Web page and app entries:
-*-*-

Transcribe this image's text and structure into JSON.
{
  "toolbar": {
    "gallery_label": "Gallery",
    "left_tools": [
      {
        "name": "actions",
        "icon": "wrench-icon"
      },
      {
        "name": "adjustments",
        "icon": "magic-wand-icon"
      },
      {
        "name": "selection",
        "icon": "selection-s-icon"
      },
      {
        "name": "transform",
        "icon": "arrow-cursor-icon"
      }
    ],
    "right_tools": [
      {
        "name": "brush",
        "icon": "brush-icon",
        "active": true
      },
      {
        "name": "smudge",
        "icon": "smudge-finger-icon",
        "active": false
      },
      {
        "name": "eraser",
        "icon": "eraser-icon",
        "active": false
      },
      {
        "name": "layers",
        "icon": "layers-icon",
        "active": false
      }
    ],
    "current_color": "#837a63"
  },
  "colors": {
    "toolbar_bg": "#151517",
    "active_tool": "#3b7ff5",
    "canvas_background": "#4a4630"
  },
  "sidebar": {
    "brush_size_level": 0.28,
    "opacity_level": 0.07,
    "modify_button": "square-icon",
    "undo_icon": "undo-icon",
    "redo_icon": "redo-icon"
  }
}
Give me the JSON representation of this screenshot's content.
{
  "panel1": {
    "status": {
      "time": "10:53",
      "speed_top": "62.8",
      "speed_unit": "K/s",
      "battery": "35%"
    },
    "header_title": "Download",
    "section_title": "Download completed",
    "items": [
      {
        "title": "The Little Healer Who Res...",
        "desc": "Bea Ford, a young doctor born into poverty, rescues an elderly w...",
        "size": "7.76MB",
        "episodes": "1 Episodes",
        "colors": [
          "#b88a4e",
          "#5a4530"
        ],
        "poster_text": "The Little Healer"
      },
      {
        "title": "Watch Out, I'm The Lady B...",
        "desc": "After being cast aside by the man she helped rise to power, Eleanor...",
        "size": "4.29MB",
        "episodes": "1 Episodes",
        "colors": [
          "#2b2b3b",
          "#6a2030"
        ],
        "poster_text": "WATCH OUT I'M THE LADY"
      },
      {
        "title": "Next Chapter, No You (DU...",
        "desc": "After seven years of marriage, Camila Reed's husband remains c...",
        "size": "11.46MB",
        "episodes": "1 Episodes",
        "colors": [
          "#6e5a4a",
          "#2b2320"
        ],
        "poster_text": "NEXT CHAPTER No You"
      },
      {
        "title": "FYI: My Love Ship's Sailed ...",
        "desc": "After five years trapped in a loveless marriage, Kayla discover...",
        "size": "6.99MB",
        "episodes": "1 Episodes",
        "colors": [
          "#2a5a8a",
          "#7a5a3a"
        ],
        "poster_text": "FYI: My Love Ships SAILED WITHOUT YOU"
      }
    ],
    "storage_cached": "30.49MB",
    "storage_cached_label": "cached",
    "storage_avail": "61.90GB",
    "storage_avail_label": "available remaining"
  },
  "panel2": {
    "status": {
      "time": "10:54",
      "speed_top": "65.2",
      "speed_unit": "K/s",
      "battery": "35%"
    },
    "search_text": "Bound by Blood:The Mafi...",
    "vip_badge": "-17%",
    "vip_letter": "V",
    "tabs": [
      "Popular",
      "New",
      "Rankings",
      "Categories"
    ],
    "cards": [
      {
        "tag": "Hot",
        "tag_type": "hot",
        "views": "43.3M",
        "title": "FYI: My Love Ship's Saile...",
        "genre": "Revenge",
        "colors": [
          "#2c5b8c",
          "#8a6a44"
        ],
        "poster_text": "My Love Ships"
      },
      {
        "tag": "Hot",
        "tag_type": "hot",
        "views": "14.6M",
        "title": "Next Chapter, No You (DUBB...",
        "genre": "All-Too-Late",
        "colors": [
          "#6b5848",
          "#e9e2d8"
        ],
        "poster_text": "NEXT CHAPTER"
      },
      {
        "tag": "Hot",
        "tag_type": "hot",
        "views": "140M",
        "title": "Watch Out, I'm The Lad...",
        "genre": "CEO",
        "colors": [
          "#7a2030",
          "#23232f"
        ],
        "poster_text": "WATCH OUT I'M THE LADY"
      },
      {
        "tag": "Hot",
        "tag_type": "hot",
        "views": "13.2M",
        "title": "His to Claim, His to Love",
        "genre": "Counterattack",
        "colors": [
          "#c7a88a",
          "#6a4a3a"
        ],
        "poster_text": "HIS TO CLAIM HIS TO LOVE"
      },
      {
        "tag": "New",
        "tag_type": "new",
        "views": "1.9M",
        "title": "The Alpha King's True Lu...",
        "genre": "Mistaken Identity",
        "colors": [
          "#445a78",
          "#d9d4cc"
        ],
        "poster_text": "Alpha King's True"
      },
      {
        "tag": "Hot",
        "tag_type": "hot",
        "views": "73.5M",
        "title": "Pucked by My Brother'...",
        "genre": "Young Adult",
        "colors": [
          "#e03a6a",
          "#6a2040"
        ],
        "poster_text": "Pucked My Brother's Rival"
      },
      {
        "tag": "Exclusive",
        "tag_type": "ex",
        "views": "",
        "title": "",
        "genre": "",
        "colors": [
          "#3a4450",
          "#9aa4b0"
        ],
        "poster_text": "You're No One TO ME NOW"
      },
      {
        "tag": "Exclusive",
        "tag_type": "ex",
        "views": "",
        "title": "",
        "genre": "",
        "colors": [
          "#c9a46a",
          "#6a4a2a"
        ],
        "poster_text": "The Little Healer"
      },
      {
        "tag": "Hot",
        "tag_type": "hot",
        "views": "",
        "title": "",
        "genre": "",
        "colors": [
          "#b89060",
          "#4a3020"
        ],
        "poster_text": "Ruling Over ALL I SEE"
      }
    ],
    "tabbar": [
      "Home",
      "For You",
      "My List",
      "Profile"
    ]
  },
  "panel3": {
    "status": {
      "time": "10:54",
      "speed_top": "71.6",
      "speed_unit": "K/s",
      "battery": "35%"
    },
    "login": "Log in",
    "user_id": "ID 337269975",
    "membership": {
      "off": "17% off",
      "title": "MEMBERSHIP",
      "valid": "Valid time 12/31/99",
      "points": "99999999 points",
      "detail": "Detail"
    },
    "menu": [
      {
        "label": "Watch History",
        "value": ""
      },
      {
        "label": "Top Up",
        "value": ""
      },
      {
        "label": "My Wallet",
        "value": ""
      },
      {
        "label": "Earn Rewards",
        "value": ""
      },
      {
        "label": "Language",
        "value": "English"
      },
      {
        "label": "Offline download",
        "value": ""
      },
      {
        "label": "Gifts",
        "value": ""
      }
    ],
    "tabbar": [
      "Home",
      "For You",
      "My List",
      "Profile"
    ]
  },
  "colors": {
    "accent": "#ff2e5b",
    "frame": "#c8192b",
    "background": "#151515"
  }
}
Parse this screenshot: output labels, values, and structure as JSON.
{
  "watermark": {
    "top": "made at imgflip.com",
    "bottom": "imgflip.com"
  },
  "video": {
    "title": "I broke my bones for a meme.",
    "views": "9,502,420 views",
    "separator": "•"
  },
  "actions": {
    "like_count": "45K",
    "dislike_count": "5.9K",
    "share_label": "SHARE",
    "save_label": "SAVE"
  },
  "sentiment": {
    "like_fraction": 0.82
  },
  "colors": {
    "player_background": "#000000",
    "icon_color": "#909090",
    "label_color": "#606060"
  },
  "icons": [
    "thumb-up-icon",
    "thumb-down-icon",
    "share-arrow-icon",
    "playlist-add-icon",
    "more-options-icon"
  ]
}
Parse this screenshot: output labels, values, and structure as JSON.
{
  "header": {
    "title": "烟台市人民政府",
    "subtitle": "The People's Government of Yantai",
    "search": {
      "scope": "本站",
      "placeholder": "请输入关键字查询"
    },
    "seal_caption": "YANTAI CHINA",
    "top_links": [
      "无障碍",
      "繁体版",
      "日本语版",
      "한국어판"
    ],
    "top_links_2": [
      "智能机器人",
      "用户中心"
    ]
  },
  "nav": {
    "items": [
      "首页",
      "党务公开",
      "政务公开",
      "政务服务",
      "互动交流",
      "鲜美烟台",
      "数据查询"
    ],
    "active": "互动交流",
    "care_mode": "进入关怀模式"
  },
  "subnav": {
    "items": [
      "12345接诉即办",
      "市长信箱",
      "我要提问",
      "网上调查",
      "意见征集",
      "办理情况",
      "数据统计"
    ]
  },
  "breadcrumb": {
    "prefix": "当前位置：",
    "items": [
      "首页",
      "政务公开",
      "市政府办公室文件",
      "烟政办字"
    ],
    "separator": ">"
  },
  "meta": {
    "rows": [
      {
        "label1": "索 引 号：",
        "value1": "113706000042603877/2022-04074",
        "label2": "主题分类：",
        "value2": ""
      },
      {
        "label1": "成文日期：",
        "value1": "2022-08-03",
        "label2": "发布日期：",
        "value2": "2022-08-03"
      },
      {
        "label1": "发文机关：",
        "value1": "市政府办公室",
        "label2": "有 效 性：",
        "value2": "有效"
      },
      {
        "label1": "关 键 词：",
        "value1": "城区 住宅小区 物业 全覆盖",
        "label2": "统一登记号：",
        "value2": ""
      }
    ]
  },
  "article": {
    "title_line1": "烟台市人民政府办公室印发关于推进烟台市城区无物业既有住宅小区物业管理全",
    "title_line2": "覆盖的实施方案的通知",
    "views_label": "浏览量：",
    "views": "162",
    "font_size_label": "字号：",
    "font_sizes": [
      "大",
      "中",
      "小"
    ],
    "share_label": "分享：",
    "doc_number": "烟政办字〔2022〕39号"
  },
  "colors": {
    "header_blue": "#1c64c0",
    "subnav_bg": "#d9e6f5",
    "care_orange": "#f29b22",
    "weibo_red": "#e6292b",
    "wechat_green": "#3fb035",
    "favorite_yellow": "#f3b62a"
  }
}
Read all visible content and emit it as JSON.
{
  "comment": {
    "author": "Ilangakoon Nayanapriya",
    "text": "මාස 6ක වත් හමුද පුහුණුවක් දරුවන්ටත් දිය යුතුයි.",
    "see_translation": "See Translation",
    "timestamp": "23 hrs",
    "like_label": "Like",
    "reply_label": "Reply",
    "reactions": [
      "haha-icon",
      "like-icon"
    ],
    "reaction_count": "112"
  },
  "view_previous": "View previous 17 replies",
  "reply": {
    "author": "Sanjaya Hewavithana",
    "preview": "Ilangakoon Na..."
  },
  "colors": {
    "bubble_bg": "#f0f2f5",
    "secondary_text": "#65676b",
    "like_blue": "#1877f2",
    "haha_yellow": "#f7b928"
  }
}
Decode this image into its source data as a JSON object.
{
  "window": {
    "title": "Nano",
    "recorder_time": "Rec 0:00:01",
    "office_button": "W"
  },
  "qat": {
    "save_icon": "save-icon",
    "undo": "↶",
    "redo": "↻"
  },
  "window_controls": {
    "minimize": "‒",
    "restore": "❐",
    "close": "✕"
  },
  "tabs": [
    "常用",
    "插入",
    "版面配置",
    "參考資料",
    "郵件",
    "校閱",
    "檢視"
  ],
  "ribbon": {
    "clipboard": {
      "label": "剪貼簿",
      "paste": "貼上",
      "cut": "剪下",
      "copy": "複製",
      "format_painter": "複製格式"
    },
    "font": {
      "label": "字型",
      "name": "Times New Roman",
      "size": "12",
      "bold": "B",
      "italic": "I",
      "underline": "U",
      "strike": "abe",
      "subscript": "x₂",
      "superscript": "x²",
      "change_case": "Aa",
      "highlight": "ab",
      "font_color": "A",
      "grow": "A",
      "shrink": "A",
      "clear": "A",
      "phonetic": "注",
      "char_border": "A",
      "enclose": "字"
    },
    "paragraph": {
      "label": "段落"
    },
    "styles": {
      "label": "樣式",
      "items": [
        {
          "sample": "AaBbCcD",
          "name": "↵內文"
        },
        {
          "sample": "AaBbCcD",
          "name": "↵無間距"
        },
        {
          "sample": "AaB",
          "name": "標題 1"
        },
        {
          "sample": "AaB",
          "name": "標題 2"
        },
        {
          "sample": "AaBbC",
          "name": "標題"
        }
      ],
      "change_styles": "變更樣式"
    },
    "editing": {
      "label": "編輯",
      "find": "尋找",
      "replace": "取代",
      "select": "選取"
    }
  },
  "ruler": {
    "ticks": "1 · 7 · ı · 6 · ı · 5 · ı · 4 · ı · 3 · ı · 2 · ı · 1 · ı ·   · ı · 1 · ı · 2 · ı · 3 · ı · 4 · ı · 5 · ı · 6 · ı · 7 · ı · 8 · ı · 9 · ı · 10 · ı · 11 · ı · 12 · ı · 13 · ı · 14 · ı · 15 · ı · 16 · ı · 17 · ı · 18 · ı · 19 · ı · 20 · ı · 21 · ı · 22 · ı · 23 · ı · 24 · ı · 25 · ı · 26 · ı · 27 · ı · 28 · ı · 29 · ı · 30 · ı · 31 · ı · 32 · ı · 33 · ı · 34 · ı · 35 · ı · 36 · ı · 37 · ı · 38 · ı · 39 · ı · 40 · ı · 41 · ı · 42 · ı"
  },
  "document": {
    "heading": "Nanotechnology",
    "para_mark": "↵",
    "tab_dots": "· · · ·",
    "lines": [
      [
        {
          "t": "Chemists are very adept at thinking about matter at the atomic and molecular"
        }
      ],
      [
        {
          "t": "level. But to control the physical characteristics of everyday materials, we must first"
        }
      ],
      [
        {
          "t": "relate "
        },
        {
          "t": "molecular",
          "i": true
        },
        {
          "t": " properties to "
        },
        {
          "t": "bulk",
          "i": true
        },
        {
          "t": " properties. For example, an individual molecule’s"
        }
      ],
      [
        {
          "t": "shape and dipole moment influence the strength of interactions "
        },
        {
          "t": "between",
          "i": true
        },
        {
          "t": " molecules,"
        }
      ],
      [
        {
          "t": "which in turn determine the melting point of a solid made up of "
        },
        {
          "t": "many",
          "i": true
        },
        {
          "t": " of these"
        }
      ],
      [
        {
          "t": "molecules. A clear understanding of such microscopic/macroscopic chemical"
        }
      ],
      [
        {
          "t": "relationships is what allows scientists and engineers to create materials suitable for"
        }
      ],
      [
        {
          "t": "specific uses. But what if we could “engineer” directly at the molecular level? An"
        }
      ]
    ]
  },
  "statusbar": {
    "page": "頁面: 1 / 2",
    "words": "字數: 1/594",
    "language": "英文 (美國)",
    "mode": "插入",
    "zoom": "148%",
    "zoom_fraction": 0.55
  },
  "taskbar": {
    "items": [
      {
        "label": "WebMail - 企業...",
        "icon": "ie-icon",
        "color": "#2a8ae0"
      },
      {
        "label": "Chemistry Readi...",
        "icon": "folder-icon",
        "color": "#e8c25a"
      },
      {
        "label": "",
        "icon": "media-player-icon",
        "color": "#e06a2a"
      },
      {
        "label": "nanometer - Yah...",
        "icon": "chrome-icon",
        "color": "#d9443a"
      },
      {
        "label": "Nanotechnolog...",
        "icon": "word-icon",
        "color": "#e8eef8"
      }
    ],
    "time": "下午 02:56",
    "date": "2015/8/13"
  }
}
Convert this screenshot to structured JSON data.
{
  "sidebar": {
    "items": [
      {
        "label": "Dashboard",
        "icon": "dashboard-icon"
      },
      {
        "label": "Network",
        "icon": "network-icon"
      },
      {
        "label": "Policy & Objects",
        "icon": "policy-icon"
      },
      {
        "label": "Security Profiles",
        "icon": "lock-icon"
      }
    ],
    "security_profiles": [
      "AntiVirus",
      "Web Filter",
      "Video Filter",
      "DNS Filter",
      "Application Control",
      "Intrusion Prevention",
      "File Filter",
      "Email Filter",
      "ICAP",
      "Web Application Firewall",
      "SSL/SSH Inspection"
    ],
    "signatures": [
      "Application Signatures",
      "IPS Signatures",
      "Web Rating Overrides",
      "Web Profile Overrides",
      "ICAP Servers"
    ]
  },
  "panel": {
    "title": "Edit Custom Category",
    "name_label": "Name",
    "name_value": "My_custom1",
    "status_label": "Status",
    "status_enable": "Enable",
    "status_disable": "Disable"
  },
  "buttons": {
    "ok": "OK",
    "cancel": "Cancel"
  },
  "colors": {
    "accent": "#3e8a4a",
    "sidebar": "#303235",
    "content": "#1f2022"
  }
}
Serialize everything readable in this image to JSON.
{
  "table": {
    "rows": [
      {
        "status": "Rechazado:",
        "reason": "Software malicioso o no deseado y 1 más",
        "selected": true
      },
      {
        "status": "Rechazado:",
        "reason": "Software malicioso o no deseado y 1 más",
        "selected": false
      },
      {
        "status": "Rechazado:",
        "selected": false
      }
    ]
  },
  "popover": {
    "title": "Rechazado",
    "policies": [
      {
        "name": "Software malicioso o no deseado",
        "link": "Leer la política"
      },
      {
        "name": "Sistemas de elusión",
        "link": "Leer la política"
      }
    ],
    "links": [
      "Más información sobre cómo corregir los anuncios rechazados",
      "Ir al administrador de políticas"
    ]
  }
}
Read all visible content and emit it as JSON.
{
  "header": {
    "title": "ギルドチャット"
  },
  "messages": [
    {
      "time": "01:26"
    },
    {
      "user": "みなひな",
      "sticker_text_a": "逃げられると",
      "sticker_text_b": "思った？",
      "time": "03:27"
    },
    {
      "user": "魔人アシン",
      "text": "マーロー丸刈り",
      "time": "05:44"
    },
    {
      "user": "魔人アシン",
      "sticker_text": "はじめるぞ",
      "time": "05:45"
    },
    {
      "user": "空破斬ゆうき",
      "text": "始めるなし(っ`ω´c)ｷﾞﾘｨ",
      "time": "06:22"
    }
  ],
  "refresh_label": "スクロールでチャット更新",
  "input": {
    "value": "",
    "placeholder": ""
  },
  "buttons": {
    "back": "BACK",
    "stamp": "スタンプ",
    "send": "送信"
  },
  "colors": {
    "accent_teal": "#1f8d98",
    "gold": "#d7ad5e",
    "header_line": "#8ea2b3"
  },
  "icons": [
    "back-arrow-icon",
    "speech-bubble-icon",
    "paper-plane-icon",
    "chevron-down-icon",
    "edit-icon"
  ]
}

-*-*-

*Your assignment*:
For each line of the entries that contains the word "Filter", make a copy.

*Task response*:
      "Web Filter",
      "Video Filter",
      "DNS Filter",
      "File Filter",
      "Email Filter",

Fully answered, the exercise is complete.